So you’ve come to the end of this resource, and although you will find the content challenging and complex, hopefully it has given you the knowledge to allow you to provide quality end of life care. Remember to be honest with yourself and don’t be afraid to admit if you feel out of your depth. You are only human after all!
You can always get support from a peer or colleague if you need to talk about a certain issue, and refer to the additional materials and research sections in this resource for extra reading.
“It is an honour and a privilege to support and care for the person and their family during their last hours, days, or weeks of life.”
“Delivering good quality palliative care can be a deeply satisfying and rewarding experience if done with the correct resources, communications and experienced staff.”
Examples of quotes from Staff Survey 2014
- dying is a natural process
- ‘one size fits all’ decision making is morally wrong
- respond to each person compassionately even if they are not your direct responsibility
- check that each person’s understanding reflects what they have been told
- establish a person’s wishes and avoid assuming a lack of capacity without careful assessment
- nutrition/hydration are regarded in law as a medical treatment
- artificial or clinically assisted nutrition and hydration may need to be discussed
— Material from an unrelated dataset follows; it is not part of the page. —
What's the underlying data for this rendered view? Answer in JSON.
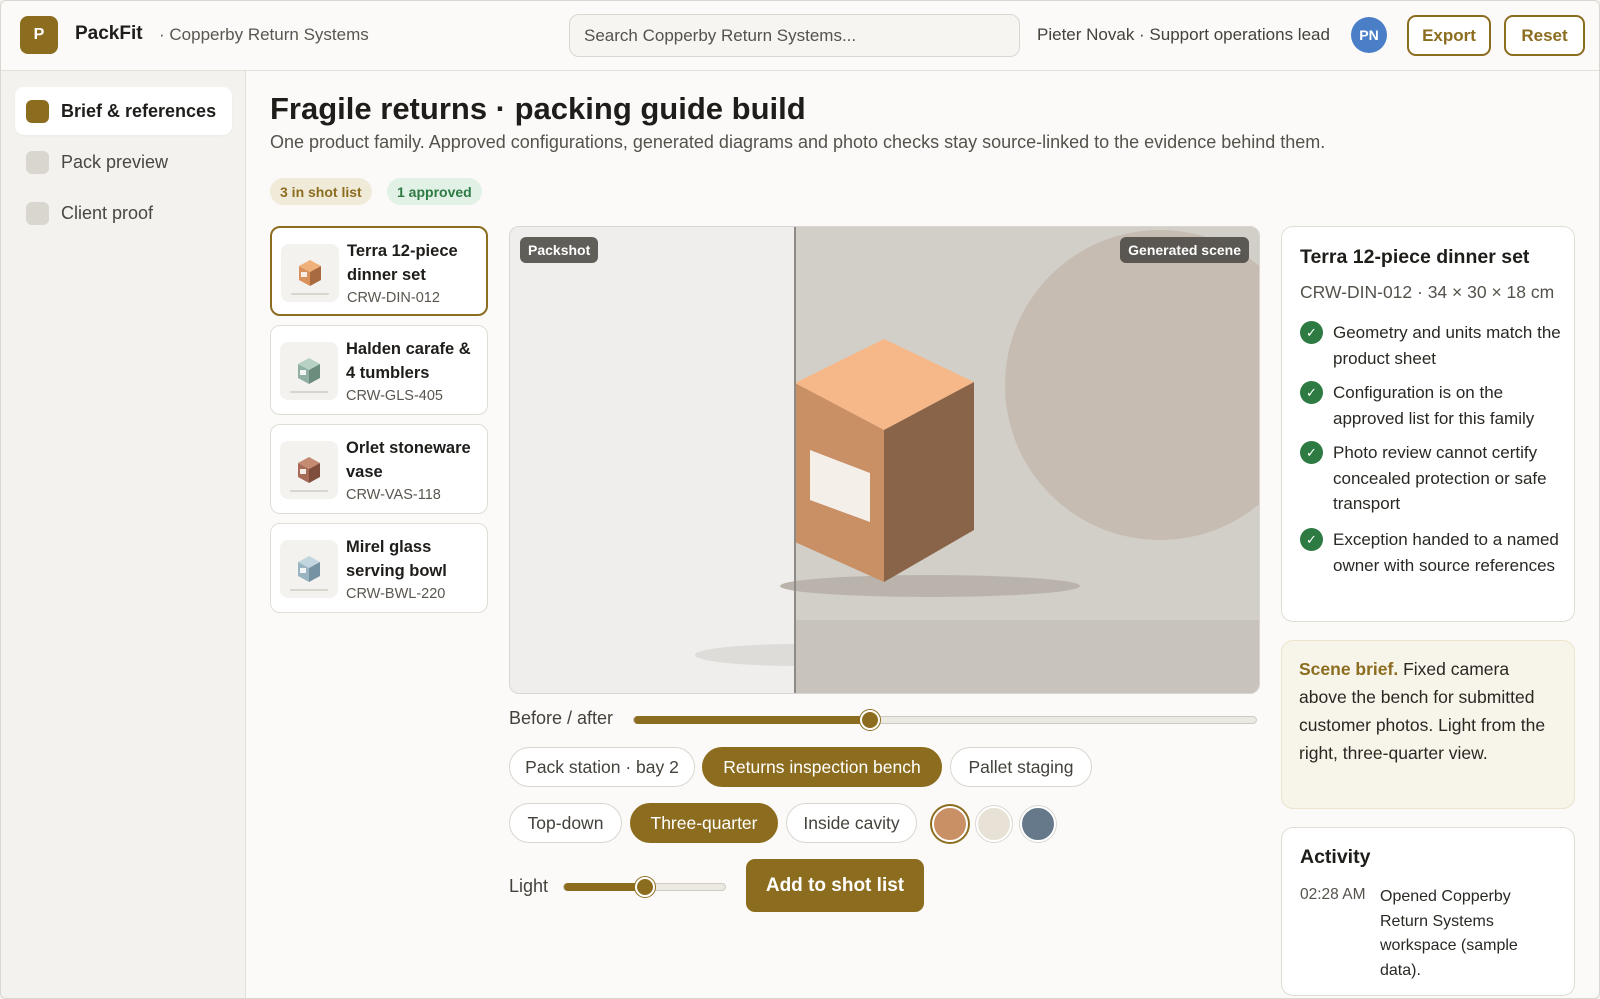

- the NMC Code of Practice says nurses “must recognise and respond compassionately to the needs of those who are in their last few days and hours of life.” (NMC, 2015)